— Problem description —
Having located the line with "Convert this screenshot", repeat it and all remaining lines of the records exactly. Pictures do not belong in the answer.

— Records provided —

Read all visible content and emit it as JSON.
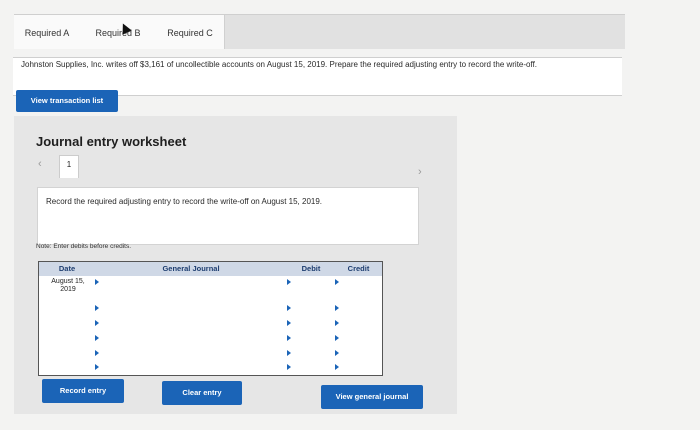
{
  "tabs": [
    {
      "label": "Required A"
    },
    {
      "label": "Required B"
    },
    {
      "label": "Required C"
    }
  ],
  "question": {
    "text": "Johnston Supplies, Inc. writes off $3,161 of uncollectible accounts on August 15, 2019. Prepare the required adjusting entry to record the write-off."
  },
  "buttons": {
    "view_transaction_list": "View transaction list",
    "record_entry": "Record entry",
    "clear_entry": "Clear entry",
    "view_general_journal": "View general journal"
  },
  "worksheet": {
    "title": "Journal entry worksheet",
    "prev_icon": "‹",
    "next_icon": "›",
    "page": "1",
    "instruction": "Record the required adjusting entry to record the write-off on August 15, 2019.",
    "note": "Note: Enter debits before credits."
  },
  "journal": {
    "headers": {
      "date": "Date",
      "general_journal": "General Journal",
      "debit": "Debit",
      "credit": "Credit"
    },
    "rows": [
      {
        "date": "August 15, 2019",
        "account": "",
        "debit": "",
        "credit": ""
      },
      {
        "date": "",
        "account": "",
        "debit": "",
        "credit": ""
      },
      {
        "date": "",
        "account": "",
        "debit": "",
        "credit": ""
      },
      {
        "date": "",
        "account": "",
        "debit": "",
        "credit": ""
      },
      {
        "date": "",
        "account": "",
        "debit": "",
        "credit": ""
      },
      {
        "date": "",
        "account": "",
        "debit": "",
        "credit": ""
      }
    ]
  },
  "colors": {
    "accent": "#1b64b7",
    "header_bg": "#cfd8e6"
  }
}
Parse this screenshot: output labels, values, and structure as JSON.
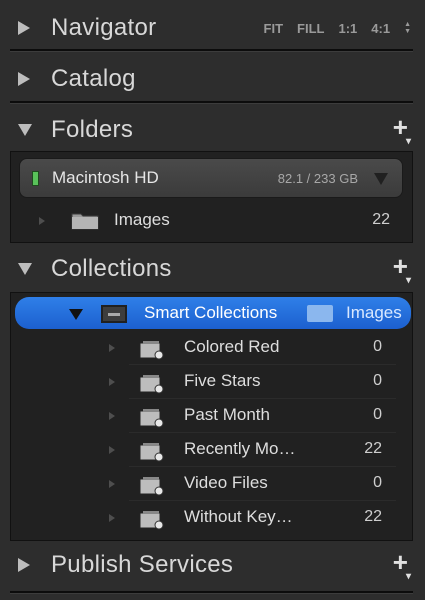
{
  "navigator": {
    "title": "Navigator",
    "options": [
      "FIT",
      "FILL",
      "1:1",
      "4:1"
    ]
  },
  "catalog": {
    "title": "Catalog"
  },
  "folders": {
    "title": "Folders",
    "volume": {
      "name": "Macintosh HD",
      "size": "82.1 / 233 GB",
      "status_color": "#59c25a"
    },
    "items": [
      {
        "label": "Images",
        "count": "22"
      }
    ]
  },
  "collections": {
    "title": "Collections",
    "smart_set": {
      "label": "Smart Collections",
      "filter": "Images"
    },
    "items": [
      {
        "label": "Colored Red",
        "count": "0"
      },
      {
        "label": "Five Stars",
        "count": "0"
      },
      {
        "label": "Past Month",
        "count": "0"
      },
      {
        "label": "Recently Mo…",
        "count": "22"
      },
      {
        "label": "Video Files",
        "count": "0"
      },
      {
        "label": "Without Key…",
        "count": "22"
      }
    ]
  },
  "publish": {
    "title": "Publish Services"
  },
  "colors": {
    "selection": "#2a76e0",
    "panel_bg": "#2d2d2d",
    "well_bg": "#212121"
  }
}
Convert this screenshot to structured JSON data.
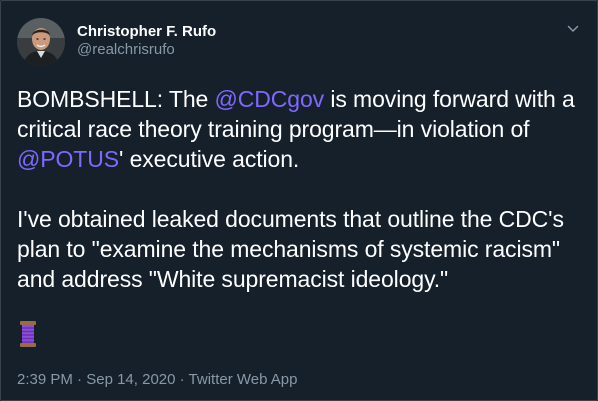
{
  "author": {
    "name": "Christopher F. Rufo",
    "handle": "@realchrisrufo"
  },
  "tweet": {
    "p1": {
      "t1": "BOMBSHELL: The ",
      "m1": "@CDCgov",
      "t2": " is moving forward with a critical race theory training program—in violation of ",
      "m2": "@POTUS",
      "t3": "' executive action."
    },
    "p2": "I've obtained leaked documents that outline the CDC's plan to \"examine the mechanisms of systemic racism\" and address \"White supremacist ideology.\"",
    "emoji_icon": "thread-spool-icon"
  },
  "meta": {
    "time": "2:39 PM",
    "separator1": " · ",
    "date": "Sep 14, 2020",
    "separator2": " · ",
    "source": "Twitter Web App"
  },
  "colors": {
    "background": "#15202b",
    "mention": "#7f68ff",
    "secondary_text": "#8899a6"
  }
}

— Exercise response —
Convert this screenshot to structured JSON data.
{
  "author": {
    "name": "Christopher F. Rufo",
    "handle": "@realchrisrufo"
  },
  "tweet": {
    "p1": {
      "t1": "BOMBSHELL: The ",
      "m1": "@CDCgov",
      "t2": " is moving forward with a critical race theory training program—in violation of ",
      "m2": "@POTUS",
      "t3": "' executive action."
    },
    "p2": "I've obtained leaked documents that outline the CDC's plan to \"examine the mechanisms of systemic racism\" and address \"White supremacist ideology.\"",
    "emoji_icon": "thread-spool-icon"
  },
  "meta": {
    "time": "2:39 PM",
    "separator1": " · ",
    "date": "Sep 14, 2020",
    "separator2": " · ",
    "source": "Twitter Web App"
  },
  "colors": {
    "background": "#15202b",
    "mention": "#7f68ff",
    "secondary_text": "#8899a6"
  }
}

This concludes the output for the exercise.